Jimmy Westlake's Celestial News column appears Tuesdays in the Steamboat Today.
Find more columns by Westlake here.
Note: Throughout the next year, I will share with you in this column some of my favorite stars — stars that you, too, can observe and perhaps add to your list of favorites. They are presented in no particular order other than when they are best observed.
Have you ever seen a red star? No, I mean a really red star. Tucked in under the handle of the Big Dipper is one of the reddest stars in the sky, named La Superba.
With a name like that, it had better be pretty impressive, and it is. La Superba is the brightest carbon star in the sky. With a surface temperature of only 3,500 degrees F, it also is one of the “coolest” naked eye stars and, for a star, cool means red.
La Superba is classified as a carbon-rich giant that is nearing the end of its life. Most stars do not contain large amounts of carbon in their outer layers, but stars like La Superba are well advanced in age and have fused much of their original hydrogen into helium and then into carbon in their superhot cores. When convection dredges this carbon up to the star’s surface, it cools and forms simple carbon molecules like cyanogen and carbon monoxide. These molecules strongly absorb the blue and violet light from the rainbow of colors emitted by the star, making it appear redder than its temperature would indicate. When the 19th century astronomer Father Angelo Secchi observed the vivid red color of this star, it so impressed him that he dubbed it La Superba.

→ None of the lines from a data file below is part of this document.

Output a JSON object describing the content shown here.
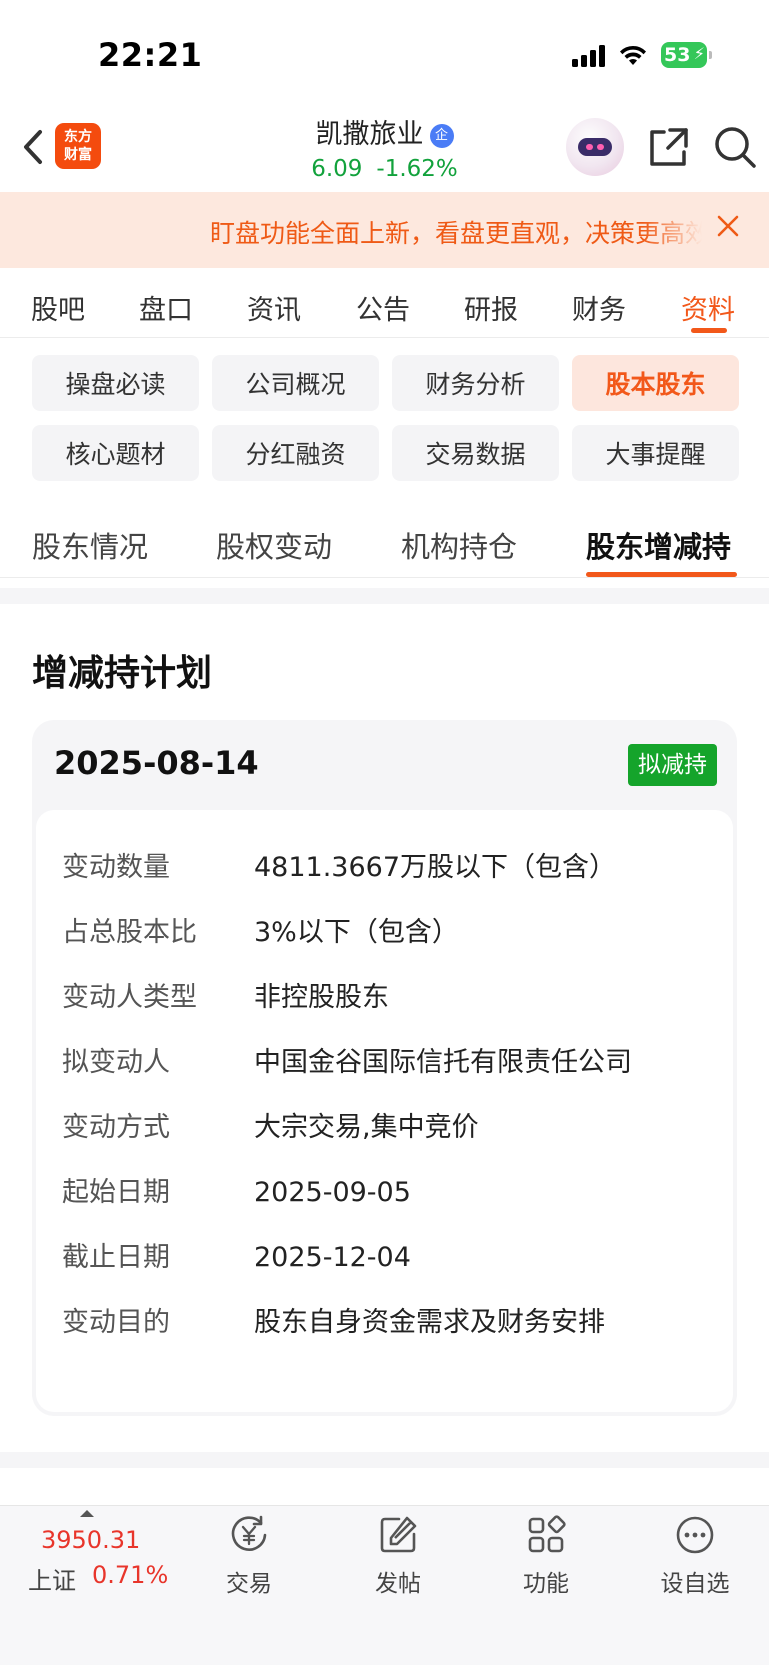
{
  "status_bar": {
    "time": "22:21",
    "battery": "53"
  },
  "header": {
    "logo_line1": "东方",
    "logo_line2": "财富",
    "stock_name": "凯撒旅业",
    "stock_badge": "企",
    "price": "6.09",
    "change_pct": "-1.62%"
  },
  "banner": {
    "text": "盯盘功能全面上新，看盘更直观，决策更高效"
  },
  "main_tabs": [
    "股吧",
    "盘口",
    "资讯",
    "公告",
    "研报",
    "财务",
    "资料"
  ],
  "main_tab_active": "资料",
  "chips": [
    "操盘必读",
    "公司概况",
    "财务分析",
    "股本股东",
    "核心题材",
    "分红融资",
    "交易数据",
    "大事提醒"
  ],
  "chip_active": "股本股东",
  "sub_tabs": [
    "股东情况",
    "股权变动",
    "机构持仓",
    "股东增减持"
  ],
  "sub_tab_active": "股东增减持",
  "section": {
    "title": "增减持计划",
    "plan": {
      "date": "2025-08-14",
      "badge": "拟减持",
      "rows": [
        {
          "k": "变动数量",
          "v": "4811.3667万股以下（包含）"
        },
        {
          "k": "占总股本比",
          "v": "3%以下（包含）"
        },
        {
          "k": "变动人类型",
          "v": "非控股股东"
        },
        {
          "k": "拟变动人",
          "v": "中国金谷国际信托有限责任公司"
        },
        {
          "k": "变动方式",
          "v": "大宗交易,集中竞价"
        },
        {
          "k": "起始日期",
          "v": "2025-09-05"
        },
        {
          "k": "截止日期",
          "v": "2025-12-04"
        },
        {
          "k": "变动目的",
          "v": "股东自身资金需求及财务安排"
        }
      ]
    }
  },
  "bottom_bar": {
    "index_value": "3950.31",
    "index_name": "上证",
    "index_pct": "0.71%",
    "items": [
      {
        "label": "交易",
        "icon": "yen-refresh-icon"
      },
      {
        "label": "发帖",
        "icon": "edit-icon"
      },
      {
        "label": "功能",
        "icon": "grid-icon"
      },
      {
        "label": "设自选",
        "icon": "more-icon"
      }
    ]
  },
  "colors": {
    "accent": "#f2581a",
    "down": "#12a23c",
    "up": "#e8352b",
    "badge": "#15a42b"
  }
}
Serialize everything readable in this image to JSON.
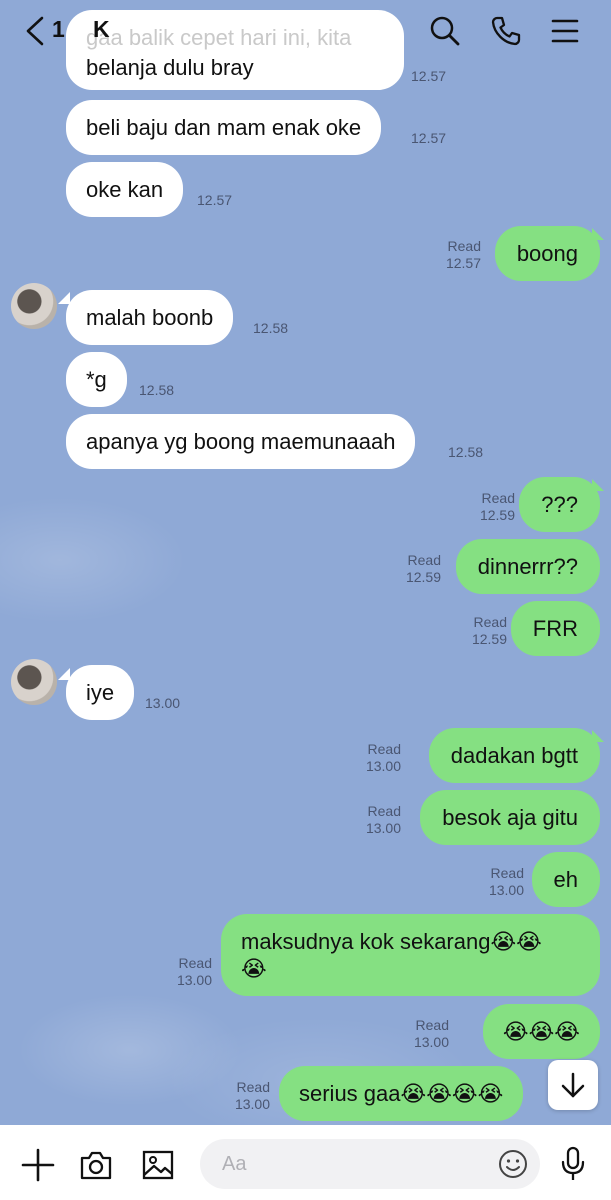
{
  "header": {
    "back_count": "1",
    "contact_name": "K"
  },
  "top_clipped": {
    "line1": "gaa balik cepet hari ini, kita",
    "line2": "belanja dulu bray",
    "time": "12.57"
  },
  "messages": [
    {
      "text": "beli baju dan mam enak oke",
      "time": "12.57"
    },
    {
      "text": "oke kan",
      "time": "12.57"
    },
    {
      "text": "boong",
      "read": "Read",
      "time": "12.57"
    },
    {
      "text": "malah boonb",
      "time": "12.58"
    },
    {
      "text": "*g",
      "time": "12.58"
    },
    {
      "text": "apanya yg boong maemunaaah",
      "time": "12.58"
    },
    {
      "text": "???",
      "read": "Read",
      "time": "12.59"
    },
    {
      "text": "dinnerrr??",
      "read": "Read",
      "time": "12.59"
    },
    {
      "text": "FRR",
      "read": "Read",
      "time": "12.59"
    },
    {
      "text": "iye",
      "time": "13.00"
    },
    {
      "text": "dadakan bgtt",
      "read": "Read",
      "time": "13.00"
    },
    {
      "text": "besok aja gitu",
      "read": "Read",
      "time": "13.00"
    },
    {
      "text": "eh",
      "read": "Read",
      "time": "13.00"
    },
    {
      "text": "maksudnya kok sekarang😭😭",
      "text2": "😭",
      "read": "Read",
      "time": "13.00"
    },
    {
      "text": "😭😭😭",
      "read": "Read",
      "time": "13.00"
    },
    {
      "text": "serius gaa😭😭😭😭",
      "read": "Read",
      "time": "13.00"
    }
  ],
  "input": {
    "placeholder": "Aa"
  },
  "icons": {
    "back": "chevron-left-icon",
    "search": "search-icon",
    "call": "phone-icon",
    "menu": "menu-icon",
    "add": "plus-icon",
    "camera": "camera-icon",
    "gallery": "image-icon",
    "emoji": "smiley-icon",
    "mic": "microphone-icon",
    "scroll": "arrow-down-icon"
  },
  "colors": {
    "background": "#8fa9d6",
    "incoming_bubble": "#ffffff",
    "outgoing_bubble": "#85e082"
  }
}
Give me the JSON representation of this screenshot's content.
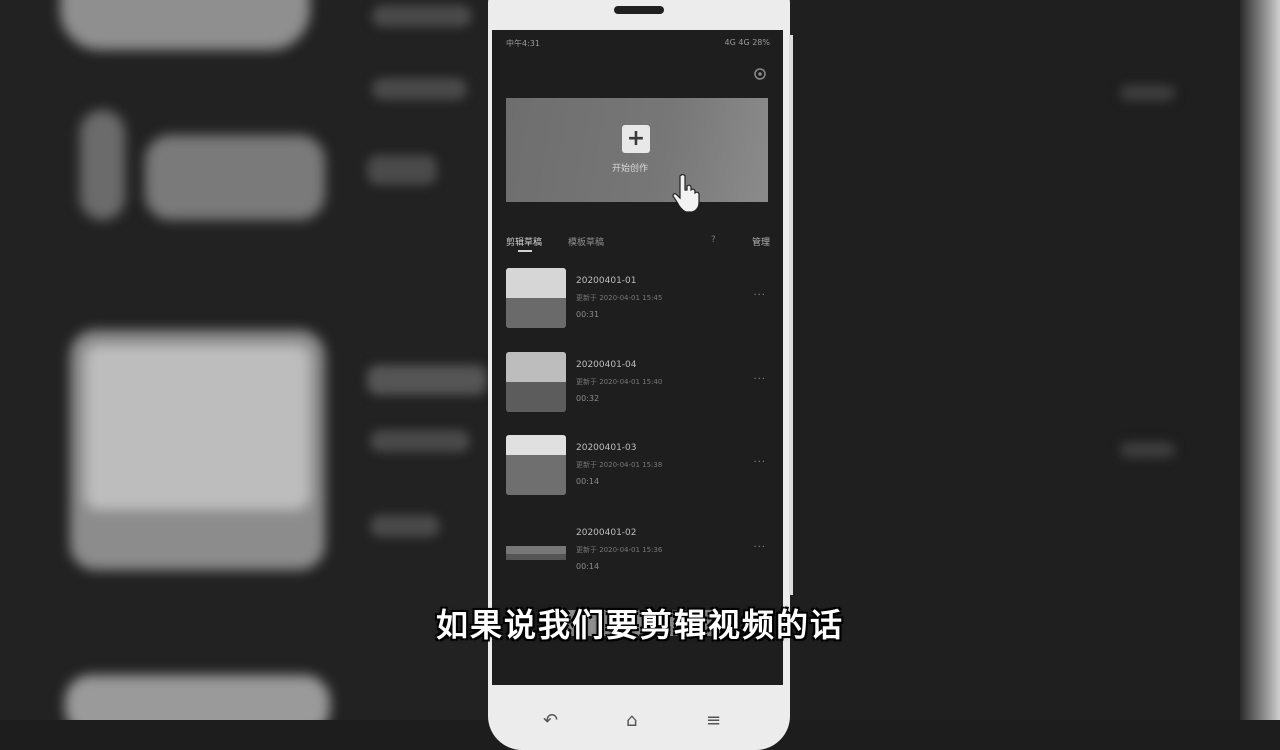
{
  "status_bar": {
    "time": "中午4:31",
    "indicators": "4G 4G 28%"
  },
  "hero": {
    "label": "开始创作"
  },
  "tabs": {
    "drafts": "剪辑草稿",
    "templates": "模板草稿",
    "help": "?",
    "manage": "管理"
  },
  "drafts": [
    {
      "title": "20200401-01",
      "meta": "更新于 2020-04-01 15:45",
      "duration": "00:31"
    },
    {
      "title": "20200401-04",
      "meta": "更新于 2020-04-01 15:40",
      "duration": "00:32"
    },
    {
      "title": "20200401-03",
      "meta": "更新于 2020-04-01 15:38",
      "duration": "00:14"
    },
    {
      "title": "20200401-02",
      "meta": "更新于 2020-04-01 15:36",
      "duration": "00:14"
    }
  ],
  "subtitle": "如果说我们要剪辑视频的话",
  "icons": {
    "settings": "gear-icon",
    "hand": "pointer-hand-icon",
    "more": "more-icon"
  },
  "colors": {
    "screen_bg": "#1e1e1e",
    "hero_bg": "#777777",
    "subtitle": "#ffffff"
  }
}
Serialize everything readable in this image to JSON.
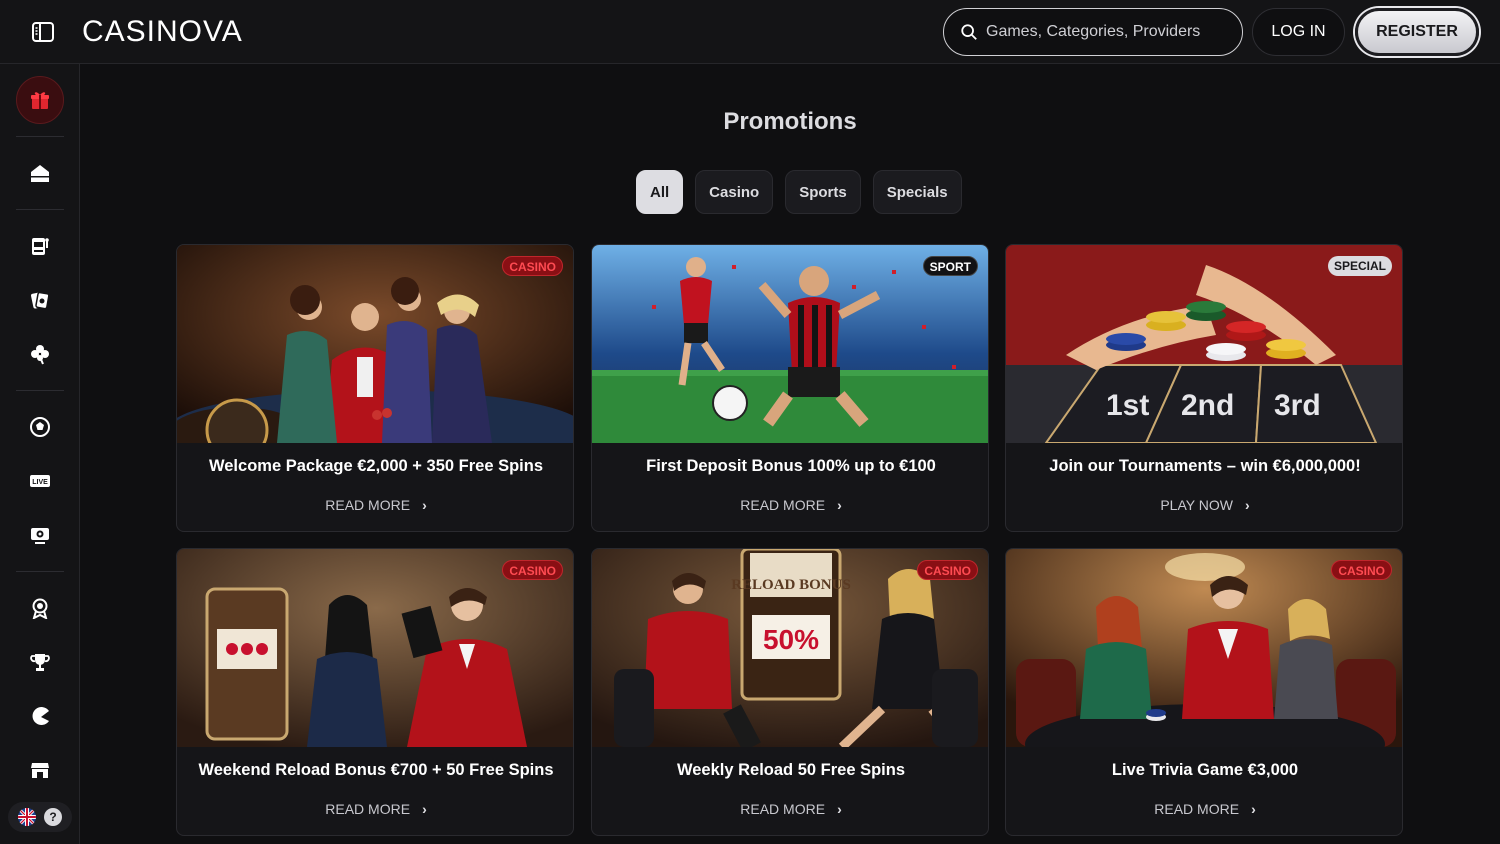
{
  "brand": {
    "name": "CASINOVA"
  },
  "search": {
    "placeholder": "Games, Categories, Providers"
  },
  "header": {
    "login_label": "LOG IN",
    "register_label": "REGISTER"
  },
  "sidebar": {
    "items": [
      {
        "icon": "home-icon"
      },
      {
        "icon": "slot-machine-icon"
      },
      {
        "icon": "poker-chip-icon"
      },
      {
        "icon": "clover-icon"
      },
      {
        "icon": "soccer-ball-icon"
      },
      {
        "icon": "live-icon",
        "label": "LIVE"
      },
      {
        "icon": "virtual-sports-icon"
      },
      {
        "icon": "badge-icon"
      },
      {
        "icon": "trophy-icon"
      },
      {
        "icon": "pacman-icon"
      },
      {
        "icon": "shop-icon"
      }
    ]
  },
  "page": {
    "title": "Promotions"
  },
  "filters": [
    "All",
    "Casino",
    "Sports",
    "Specials"
  ],
  "filters_active": "All",
  "promos": [
    {
      "badge": "CASINO",
      "title": "Welcome Package €2,000 + 350 Free Spins",
      "cta": "READ MORE"
    },
    {
      "badge": "SPORT",
      "title": "First Deposit Bonus 100% up to €100",
      "cta": "READ MORE"
    },
    {
      "badge": "SPECIAL",
      "title": "Join our Tournaments – win €6,000,000!",
      "cta": "PLAY NOW"
    },
    {
      "badge": "CASINO",
      "title": "Weekend Reload Bonus €700 + 50 Free Spins",
      "cta": "READ MORE"
    },
    {
      "badge": "CASINO",
      "title": "Weekly Reload 50 Free Spins",
      "cta": "READ MORE"
    },
    {
      "badge": "CASINO",
      "title": "Live Trivia Game €3,000",
      "cta": "READ MORE"
    }
  ],
  "promo_art": {
    "reload_sign": "RELOAD BONUS",
    "reload_percent": "50%",
    "podium": [
      "1st",
      "2nd",
      "3rd"
    ]
  },
  "colors": {
    "accent_red": "#c0262c",
    "background": "#0f0f11",
    "card": "#151518"
  }
}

La Superba also is known by its variable star designation Y Canum Venaticorum, or Y CVn for short, and is classified as a semi-regular variable star. Throughout the course of about 160 days, Y CVn varies in brightness from just above naked eye visibility to just below naked eye visibility. Even when the star is at its brightest, your eye will not perceive much color. You’ll need to use a regular pair of binoculars or a small telescope to gather enough light to make the vivid red color jump out at you.
La Superba is located about 700 light-years from our solar system. It is so large that if you plucked the sun from the center of the solar system and replaced it with La Superba, the giant red star would swallow the orbits of Mercury, Venus, Earth and maybe Mars. It pumps out more total energy than 4,400 stars like the sun.
Giant red stars like La Superba are in the final stages of their lives and might provide us with a glimpse of what will happen to the sun when it runs low on fuel. La Superba already is spewing large amounts of its mass into space, but in the not-to-distant future, the outer layers of La Superba will be blown away from its hot carbon core, producing a spectacular planetary nebula. The colorful glowing gases will expand away from the central star, which is on its way to becoming a white dwarf — the super-compressed remains of the dead star.
To locate La Superba in the sky, go outside at about 9 p.m. in mid-March and find the Big Dipper standing on its handle in the northeastern sky. If you imagine the curve of the Big Dipper’s handle to be a portion of a circle in the sky, La Superba will be near the very center of this circle, not far from the medium bright star Cor Caroli in the constellation of Canes Venatici, the Hunting Dogs. Aim your binoculars at that spot, and if La Superba is in your field of view, its striking red color probably will make you say, “Wow!”
Professor Jimmy Westlake teaches astronomy and physics at Colorado Mountain College’s Alpine Campus. Check out Westlake’s astrophotography website at www.jwestlake.com.